### Activity
Nothing in the records should change; write them all out again.

### Data to use
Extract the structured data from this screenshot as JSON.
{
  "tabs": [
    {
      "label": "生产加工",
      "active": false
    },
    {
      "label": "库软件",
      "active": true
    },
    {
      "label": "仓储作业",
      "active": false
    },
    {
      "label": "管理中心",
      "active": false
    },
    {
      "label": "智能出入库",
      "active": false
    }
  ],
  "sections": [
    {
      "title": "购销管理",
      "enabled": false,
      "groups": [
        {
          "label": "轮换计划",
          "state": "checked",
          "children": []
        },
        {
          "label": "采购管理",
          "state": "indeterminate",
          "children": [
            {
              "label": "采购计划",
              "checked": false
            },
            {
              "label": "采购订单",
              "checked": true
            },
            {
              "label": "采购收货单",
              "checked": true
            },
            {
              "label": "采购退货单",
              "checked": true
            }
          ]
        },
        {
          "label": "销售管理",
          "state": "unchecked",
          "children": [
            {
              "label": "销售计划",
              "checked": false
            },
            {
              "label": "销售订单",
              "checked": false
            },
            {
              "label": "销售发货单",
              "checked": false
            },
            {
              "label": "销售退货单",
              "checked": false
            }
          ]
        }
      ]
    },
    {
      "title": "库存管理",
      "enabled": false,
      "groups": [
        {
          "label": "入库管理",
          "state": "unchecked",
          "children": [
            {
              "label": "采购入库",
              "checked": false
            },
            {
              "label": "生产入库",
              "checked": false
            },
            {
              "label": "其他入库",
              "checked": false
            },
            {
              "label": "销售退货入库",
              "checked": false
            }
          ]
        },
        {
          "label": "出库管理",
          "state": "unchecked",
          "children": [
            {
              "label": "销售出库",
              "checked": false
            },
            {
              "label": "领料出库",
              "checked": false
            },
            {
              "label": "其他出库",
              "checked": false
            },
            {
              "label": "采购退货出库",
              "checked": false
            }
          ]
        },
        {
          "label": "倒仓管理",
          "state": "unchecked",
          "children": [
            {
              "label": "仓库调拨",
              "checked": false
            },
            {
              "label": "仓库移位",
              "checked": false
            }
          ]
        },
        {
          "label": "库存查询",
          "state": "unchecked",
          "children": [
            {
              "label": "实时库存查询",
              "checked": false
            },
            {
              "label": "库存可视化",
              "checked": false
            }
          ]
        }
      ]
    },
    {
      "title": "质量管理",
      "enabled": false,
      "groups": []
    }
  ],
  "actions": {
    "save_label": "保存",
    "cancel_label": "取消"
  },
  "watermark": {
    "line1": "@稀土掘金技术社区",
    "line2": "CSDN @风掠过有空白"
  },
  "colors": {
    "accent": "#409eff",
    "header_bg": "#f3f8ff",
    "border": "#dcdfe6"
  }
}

### Solution to the problem
Extract the structured data from this screenshot as JSON.
{
  "tabs": [
    {
      "label": "生产加工",
      "active": false
    },
    {
      "label": "库软件",
      "active": true
    },
    {
      "label": "仓储作业",
      "active": false
    },
    {
      "label": "管理中心",
      "active": false
    },
    {
      "label": "智能出入库",
      "active": false
    }
  ],
  "sections": [
    {
      "title": "购销管理",
      "enabled": false,
      "groups": [
        {
          "label": "轮换计划",
          "state": "checked",
          "children": []
        },
        {
          "label": "采购管理",
          "state": "indeterminate",
          "children": [
            {
              "label": "采购计划",
              "checked": false
            },
            {
              "label": "采购订单",
              "checked": true
            },
            {
              "label": "采购收货单",
              "checked": true
            },
            {
              "label": "采购退货单",
              "checked": true
            }
          ]
        },
        {
          "label": "销售管理",
          "state": "unchecked",
          "children": [
            {
              "label": "销售计划",
              "checked": false
            },
            {
              "label": "销售订单",
              "checked": false
            },
            {
              "label": "销售发货单",
              "checked": false
            },
            {
              "label": "销售退货单",
              "checked": false
            }
          ]
        }
      ]
    },
    {
      "title": "库存管理",
      "enabled": false,
      "groups": [
        {
          "label": "入库管理",
          "state": "unchecked",
          "children": [
            {
              "label": "采购入库",
              "checked": false
            },
            {
              "label": "生产入库",
              "checked": false
            },
            {
              "label": "其他入库",
              "checked": false
            },
            {
              "label": "销售退货入库",
              "checked": false
            }
          ]
        },
        {
          "label": "出库管理",
          "state": "unchecked",
          "children": [
            {
              "label": "销售出库",
              "checked": false
            },
            {
              "label": "领料出库",
              "checked": false
            },
            {
              "label": "其他出库",
              "checked": false
            },
            {
              "label": "采购退货出库",
              "checked": false
            }
          ]
        },
        {
          "label": "倒仓管理",
          "state": "unchecked",
          "children": [
            {
              "label": "仓库调拨",
              "checked": false
            },
            {
              "label": "仓库移位",
              "checked": false
            }
          ]
        },
        {
          "label": "库存查询",
          "state": "unchecked",
          "children": [
            {
              "label": "实时库存查询",
              "checked": false
            },
            {
              "label": "库存可视化",
              "checked": false
            }
          ]
        }
      ]
    },
    {
      "title": "质量管理",
      "enabled": false,
      "groups": []
    }
  ],
  "actions": {
    "save_label": "保存",
    "cancel_label": "取消"
  },
  "watermark": {
    "line1": "@稀土掘金技术社区",
    "line2": "CSDN @风掠过有空白"
  },
  "colors": {
    "accent": "#409eff",
    "header_bg": "#f3f8ff",
    "border": "#dcdfe6"
  }
}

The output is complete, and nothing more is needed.